At SLCH, the fourth year resident participates in more sophisticated open, endoscopic, laparoscopic/robotic pediatric urologic surgical procedures. The fourth year resident participates in a clinic two to three times per week to gain exposure to the process of evaluating children in an outpatient setting, selection of children for surgical procedures and postoperative follow-up. This includes exposure to urodynamics testing, especially in the multidisciplinary Spina Bifida Clinic. The fourth year resident is also responsible for covering the Emergency Room and in-house consults. While at SLCH, the fourth year resident takes call on average one weeknight per two weeks (which is in-house call covering BJH and SLCH) and every other weekend (which is home call covering only SLCH).
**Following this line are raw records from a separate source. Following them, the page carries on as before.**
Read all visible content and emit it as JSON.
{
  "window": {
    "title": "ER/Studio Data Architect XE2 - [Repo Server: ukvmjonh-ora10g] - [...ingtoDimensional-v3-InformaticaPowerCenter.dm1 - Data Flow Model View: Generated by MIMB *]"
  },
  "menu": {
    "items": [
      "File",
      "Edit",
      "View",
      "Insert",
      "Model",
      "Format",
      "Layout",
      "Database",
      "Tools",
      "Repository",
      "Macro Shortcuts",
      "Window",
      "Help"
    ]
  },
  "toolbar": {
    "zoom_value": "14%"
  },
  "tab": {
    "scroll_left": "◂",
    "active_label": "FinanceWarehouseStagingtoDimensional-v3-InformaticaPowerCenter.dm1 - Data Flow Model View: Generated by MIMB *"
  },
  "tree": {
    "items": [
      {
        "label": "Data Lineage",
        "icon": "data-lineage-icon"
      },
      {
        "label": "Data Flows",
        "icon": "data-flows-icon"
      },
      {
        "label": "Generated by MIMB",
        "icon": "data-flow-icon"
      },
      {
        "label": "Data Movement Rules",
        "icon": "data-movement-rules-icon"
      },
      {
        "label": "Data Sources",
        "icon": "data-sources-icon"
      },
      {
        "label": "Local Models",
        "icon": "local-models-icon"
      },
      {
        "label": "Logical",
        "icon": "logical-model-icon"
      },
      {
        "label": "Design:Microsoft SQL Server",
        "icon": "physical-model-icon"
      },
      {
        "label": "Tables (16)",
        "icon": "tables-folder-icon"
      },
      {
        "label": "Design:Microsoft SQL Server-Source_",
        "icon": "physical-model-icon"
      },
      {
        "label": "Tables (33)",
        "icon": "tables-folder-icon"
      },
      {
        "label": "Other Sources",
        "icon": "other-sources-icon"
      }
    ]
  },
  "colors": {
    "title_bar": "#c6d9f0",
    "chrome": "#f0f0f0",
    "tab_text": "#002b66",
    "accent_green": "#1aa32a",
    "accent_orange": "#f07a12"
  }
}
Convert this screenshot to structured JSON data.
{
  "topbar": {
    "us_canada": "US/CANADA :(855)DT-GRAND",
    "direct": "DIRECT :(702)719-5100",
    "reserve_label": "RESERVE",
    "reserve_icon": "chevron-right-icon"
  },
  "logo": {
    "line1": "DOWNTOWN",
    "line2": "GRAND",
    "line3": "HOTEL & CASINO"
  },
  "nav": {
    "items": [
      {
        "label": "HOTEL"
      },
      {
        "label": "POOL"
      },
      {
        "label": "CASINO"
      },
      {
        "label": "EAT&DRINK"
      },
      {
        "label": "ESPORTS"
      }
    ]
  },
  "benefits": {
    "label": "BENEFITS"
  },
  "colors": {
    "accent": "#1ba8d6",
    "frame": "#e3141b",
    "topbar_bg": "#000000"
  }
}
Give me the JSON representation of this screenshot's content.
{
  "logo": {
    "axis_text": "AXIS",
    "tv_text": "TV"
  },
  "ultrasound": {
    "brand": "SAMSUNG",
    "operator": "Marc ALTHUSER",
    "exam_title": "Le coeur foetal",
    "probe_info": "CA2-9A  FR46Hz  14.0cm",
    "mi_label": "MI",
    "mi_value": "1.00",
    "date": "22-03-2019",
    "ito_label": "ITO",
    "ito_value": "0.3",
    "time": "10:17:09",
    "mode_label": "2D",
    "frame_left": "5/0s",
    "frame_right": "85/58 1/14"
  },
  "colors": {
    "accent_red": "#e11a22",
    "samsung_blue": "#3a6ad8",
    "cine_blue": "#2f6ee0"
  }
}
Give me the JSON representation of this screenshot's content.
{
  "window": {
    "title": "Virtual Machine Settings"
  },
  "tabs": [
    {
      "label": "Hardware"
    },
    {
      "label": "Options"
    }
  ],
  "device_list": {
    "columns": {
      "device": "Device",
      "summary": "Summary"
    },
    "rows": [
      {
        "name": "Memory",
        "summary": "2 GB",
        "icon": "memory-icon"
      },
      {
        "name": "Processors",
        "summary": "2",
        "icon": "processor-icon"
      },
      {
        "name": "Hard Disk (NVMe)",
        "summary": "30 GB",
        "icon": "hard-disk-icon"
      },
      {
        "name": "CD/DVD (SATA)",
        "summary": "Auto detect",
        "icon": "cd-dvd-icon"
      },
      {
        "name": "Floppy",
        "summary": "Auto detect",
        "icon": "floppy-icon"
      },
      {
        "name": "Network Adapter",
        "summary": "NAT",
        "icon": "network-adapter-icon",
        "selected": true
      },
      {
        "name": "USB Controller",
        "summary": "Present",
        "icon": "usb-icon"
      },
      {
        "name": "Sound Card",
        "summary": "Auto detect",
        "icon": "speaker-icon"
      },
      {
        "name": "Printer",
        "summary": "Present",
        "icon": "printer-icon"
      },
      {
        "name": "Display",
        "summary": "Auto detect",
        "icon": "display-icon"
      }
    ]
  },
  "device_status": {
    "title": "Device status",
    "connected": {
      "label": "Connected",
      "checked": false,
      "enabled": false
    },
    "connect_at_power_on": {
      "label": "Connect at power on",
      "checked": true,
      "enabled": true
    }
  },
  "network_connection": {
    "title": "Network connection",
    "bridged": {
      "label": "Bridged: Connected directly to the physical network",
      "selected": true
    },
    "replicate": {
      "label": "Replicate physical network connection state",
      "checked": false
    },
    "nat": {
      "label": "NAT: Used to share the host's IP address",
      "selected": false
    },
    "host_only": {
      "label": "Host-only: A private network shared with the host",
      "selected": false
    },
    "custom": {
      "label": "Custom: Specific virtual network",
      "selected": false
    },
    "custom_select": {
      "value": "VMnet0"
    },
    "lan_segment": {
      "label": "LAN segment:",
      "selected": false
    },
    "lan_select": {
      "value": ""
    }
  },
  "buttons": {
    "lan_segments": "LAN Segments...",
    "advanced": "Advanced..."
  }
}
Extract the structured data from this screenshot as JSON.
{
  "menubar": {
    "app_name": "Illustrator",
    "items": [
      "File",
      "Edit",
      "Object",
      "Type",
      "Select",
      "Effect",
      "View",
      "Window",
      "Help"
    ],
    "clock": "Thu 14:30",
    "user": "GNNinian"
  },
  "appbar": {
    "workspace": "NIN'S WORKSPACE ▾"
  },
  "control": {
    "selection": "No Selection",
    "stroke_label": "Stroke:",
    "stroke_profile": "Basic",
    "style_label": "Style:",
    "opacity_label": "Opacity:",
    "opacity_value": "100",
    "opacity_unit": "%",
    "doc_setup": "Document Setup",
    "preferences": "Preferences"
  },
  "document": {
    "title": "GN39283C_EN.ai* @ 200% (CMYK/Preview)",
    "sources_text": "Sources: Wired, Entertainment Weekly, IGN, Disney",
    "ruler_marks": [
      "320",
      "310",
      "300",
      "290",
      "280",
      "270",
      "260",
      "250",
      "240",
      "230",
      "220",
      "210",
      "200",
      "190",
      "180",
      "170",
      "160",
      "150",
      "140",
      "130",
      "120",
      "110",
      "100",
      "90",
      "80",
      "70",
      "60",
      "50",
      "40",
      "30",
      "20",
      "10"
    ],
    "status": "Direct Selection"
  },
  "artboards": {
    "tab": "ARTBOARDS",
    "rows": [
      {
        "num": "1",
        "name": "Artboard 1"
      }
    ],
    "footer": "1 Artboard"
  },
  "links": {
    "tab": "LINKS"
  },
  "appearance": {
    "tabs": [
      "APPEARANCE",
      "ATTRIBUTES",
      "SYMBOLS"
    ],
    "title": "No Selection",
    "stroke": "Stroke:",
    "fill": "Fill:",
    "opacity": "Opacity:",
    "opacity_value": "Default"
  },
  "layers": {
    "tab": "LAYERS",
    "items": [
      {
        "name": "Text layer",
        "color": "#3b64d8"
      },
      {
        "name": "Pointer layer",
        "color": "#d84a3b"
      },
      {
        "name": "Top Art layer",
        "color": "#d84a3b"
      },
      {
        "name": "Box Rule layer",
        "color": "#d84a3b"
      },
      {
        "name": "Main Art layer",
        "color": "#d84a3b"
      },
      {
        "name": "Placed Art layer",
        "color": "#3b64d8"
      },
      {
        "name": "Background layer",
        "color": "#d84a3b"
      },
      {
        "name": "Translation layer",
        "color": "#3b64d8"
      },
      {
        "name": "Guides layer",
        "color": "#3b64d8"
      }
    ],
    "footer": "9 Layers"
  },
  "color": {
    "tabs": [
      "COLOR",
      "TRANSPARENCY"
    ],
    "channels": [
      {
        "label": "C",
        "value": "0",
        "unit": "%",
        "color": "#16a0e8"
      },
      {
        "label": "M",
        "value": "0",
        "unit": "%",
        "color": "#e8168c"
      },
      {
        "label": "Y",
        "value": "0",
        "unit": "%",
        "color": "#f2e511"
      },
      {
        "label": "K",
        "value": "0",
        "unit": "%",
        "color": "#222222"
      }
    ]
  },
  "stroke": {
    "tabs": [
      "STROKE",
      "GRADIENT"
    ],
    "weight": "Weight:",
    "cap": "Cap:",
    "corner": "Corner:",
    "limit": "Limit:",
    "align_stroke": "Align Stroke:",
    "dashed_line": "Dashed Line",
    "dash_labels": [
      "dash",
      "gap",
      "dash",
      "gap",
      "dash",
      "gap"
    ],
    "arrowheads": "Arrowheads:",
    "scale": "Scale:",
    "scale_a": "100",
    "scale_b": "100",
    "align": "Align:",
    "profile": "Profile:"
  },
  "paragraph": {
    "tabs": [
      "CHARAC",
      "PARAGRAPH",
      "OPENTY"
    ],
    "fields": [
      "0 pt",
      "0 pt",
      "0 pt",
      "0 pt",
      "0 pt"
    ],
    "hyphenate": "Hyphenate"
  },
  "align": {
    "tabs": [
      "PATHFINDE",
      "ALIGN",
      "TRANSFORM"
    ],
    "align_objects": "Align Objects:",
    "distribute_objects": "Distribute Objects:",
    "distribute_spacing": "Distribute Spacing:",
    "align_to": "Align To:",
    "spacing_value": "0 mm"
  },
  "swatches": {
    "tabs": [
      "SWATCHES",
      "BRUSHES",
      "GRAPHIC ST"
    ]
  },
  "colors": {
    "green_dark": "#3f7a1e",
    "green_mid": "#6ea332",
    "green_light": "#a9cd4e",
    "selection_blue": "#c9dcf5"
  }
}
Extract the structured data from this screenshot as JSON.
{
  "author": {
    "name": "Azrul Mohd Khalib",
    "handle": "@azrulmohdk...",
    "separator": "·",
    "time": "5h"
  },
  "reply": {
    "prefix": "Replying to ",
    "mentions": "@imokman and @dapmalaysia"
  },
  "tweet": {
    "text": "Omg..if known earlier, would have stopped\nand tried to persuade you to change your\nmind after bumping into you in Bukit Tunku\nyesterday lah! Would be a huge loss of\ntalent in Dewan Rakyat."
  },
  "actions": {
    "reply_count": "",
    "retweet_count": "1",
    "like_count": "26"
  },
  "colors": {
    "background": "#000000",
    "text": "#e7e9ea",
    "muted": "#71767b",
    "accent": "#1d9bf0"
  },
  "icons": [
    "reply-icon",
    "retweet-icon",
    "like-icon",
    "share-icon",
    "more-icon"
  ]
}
The BJH/CHNE Endourology Senior resident is responsible for covering the endourological surgeons who are performing laparoscopic endourologic procedures as well as lithotripsy. This resident also has clinic time with the endourology attendings. The resident spends time both at BJH and CHNE. The fourth year Endourology resident takes call on average one weeknight per two weeks (which is in-house call covering BJH and SLCH) and every third weekend (which is home call covering only BJH as back-up to a more junior resident).

Fifth Year / PGY-5

Chief resident rotations are four months in length at BJH, the VAMC, and the COH Service. All Chief residents are on call from home (second call) as back up to more junior residents. The goals of these rotations are to allow the resident to master all aspects of urological care.

The VAMC Chief resident is responsible for running the patient clinic and, with appropriate supervision from the attending, selecting and performing surgery on patients. A similar degree of autonomy is available for the COH Chief resident who oversees the public patient clinic on Fridays, where the COH Chief then selects patients for surgery and coordinates the surgeries to be done with attending supervision. The COH Chief resident also helps to supervise the second year resident responsible for the Consult Service.  The COH Chief resident helps to oversee the educational conference schedule. The Chief resident at BJH refines their surgical skills in all surgical modalities, with special focus on robotic surgery. The Chief resident at BJH also coordinates the schedules of the residents across the program at different hospitals (minus the VAMC) as the administrative chief resident.

The residents at each hospital have graded responsibility for care of the patients. In general, decision-making is encouraged by residents at all levels with an expectation that residents will discuss their decision-making with more senior and chief residents and, ultimately, the responsible faculty member. Continuity of care is implemented by allowing residents on many of the rotations to see and evaluate patients in the urological outpatients offices preoperatively, in the hospital or operating room (if surgery is to be performed), and postoperatively, as well.

At all of our sites, there are allied health professionals to assist with both inpatient and outpatient care.

The Urology Surgery Residency Training Program follows the Residency Review Committee (RRC) guidelines of the Accreditation Council for Graduate Medical Education (ACGME) pertaining to duty hours.  Please refer to the ACGME Common Program Requirements, Section VI.F.1.